There is a simple concept in American contract law known as "detrimental reliance" which DACA participants should take comfort in.
Why? Because, this principle is so embedded in American jurisprudence that it is difficult to imagine any court -- conservative or liberal -- allowing for the deportation of any lawful DACA participant.
Sure, there will be technical legal contentions that the police power of government is not subject to this sort of contractual obligation and the Obama era documentation may have even required or implied a waiver of any such claims.
But, the DACA participants voluntarily presented themselves to authorities, entered into a program with a reasonable expectation that this information would not be used against them.

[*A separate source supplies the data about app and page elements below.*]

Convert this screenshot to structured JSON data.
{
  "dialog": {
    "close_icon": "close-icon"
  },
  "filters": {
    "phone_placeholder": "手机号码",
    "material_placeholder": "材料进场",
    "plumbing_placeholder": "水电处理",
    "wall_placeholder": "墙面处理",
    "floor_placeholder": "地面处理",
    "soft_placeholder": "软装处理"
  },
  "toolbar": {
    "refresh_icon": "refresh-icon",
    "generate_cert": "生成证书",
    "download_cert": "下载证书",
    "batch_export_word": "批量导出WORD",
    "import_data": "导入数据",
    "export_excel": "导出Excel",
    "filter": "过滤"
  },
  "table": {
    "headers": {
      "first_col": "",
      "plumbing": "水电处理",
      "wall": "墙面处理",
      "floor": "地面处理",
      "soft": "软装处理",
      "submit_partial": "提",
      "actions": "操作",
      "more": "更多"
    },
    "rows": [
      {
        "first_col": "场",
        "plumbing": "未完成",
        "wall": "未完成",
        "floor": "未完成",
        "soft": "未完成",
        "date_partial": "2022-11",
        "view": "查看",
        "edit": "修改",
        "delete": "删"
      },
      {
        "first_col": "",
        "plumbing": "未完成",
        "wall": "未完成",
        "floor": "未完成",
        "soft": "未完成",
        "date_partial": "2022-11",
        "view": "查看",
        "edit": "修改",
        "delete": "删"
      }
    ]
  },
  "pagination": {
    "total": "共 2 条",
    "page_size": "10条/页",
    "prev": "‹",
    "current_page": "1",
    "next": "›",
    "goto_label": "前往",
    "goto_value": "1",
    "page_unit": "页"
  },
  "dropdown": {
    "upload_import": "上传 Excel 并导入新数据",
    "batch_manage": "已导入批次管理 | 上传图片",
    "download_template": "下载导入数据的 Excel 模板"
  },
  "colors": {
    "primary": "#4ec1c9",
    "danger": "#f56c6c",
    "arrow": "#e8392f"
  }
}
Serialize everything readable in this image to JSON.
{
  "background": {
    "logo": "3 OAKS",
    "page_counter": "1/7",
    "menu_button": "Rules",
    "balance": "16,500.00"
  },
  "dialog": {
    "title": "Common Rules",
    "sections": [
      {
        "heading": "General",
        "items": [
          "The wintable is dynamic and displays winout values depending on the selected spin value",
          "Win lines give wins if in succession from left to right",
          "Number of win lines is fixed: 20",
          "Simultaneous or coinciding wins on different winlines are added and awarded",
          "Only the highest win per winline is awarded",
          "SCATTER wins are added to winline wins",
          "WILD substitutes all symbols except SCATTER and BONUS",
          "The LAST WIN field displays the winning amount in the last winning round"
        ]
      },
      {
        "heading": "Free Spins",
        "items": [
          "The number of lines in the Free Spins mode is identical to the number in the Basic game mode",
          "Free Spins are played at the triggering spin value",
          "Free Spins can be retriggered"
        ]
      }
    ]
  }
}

The legal and moral arguments against deportation for this group of people are simply too overwhelming for a court to ignore.
Having said this, it is probably true that DACA by way of executive Order was illegal. President Obama may very well have believed it to be so when he signed the DACA executive order. The failure, then and now, belongs to Congress.
The political support for DACA is overwhelming. If Congress can't pass a statutorily sound DACA with the winds of law, politics, and morality all at their backs, it is hard to imagine Congress being able to do anything. Literally, anything.
Of course, Congress doing nothing is why we are here in the first place.
DACA is easy. Congress should do it in six days, not six months.
Comprehensive immigration reform is more difficult, but imperative. We have lived with the consequences of policy by omission and evasion for decades. The victims are immigrants themselves and an economy distorted by dependency on illegal acts and a growing, untaxed, underground economy.
DACA participants will never be deported. The question is whether both Republicans and Democrats will continue to play chicken with their lives and the American economy.